Entries taken from a collection
____________

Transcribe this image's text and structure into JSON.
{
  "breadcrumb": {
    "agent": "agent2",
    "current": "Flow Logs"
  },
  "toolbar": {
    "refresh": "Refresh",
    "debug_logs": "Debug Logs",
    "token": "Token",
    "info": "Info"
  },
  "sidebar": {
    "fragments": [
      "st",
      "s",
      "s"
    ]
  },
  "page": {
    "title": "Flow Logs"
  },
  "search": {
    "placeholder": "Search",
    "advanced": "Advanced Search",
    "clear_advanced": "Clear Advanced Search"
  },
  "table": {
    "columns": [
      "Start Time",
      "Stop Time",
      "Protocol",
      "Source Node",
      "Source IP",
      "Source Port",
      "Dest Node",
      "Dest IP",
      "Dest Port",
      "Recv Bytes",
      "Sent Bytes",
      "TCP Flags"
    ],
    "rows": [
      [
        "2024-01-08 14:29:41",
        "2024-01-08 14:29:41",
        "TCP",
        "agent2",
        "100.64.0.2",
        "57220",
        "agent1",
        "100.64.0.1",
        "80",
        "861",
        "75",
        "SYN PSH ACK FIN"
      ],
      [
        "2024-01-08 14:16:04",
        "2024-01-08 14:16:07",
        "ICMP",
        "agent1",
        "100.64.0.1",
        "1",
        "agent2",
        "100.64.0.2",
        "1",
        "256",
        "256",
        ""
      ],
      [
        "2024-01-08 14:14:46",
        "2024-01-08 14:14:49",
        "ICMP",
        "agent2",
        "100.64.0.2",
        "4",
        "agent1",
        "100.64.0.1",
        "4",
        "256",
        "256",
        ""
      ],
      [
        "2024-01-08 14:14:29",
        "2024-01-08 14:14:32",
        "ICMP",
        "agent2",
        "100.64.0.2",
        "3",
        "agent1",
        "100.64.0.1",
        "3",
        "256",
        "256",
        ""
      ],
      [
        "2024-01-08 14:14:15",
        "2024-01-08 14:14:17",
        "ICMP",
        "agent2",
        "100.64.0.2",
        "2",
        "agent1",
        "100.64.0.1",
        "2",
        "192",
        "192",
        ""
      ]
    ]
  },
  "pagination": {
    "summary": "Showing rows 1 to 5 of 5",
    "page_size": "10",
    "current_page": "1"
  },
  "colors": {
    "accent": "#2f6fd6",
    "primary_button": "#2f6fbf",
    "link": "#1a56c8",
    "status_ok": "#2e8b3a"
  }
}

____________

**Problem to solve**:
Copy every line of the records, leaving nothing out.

**Solution to this task**:
Transcribe this image's text and structure into JSON.
{
  "breadcrumb": {
    "agent": "agent2",
    "current": "Flow Logs"
  },
  "toolbar": {
    "refresh": "Refresh",
    "debug_logs": "Debug Logs",
    "token": "Token",
    "info": "Info"
  },
  "sidebar": {
    "fragments": [
      "st",
      "s",
      "s"
    ]
  },
  "page": {
    "title": "Flow Logs"
  },
  "search": {
    "placeholder": "Search",
    "advanced": "Advanced Search",
    "clear_advanced": "Clear Advanced Search"
  },
  "table": {
    "columns": [
      "Start Time",
      "Stop Time",
      "Protocol",
      "Source Node",
      "Source IP",
      "Source Port",
      "Dest Node",
      "Dest IP",
      "Dest Port",
      "Recv Bytes",
      "Sent Bytes",
      "TCP Flags"
    ],
    "rows": [
      [
        "2024-01-08 14:29:41",
        "2024-01-08 14:29:41",
        "TCP",
        "agent2",
        "100.64.0.2",
        "57220",
        "agent1",
        "100.64.0.1",
        "80",
        "861",
        "75",
        "SYN PSH ACK FIN"
      ],
      [
        "2024-01-08 14:16:04",
        "2024-01-08 14:16:07",
        "ICMP",
        "agent1",
        "100.64.0.1",
        "1",
        "agent2",
        "100.64.0.2",
        "1",
        "256",
        "256",
        ""
      ],
      [
        "2024-01-08 14:14:46",
        "2024-01-08 14:14:49",
        "ICMP",
        "agent2",
        "100.64.0.2",
        "4",
        "agent1",
        "100.64.0.1",
        "4",
        "256",
        "256",
        ""
      ],
      [
        "2024-01-08 14:14:29",
        "2024-01-08 14:14:32",
        "ICMP",
        "agent2",
        "100.64.0.2",
        "3",
        "agent1",
        "100.64.0.1",
        "3",
        "256",
        "256",
        ""
      ],
      [
        "2024-01-08 14:14:15",
        "2024-01-08 14:14:17",
        "ICMP",
        "agent2",
        "100.64.0.2",
        "2",
        "agent1",
        "100.64.0.1",
        "2",
        "192",
        "192",
        ""
      ]
    ]
  },
  "pagination": {
    "summary": "Showing rows 1 to 5 of 5",
    "page_size": "10",
    "current_page": "1"
  },
  "colors": {
    "accent": "#2f6fd6",
    "primary_button": "#2f6fbf",
    "link": "#1a56c8",
    "status_ok": "#2e8b3a"
  }
}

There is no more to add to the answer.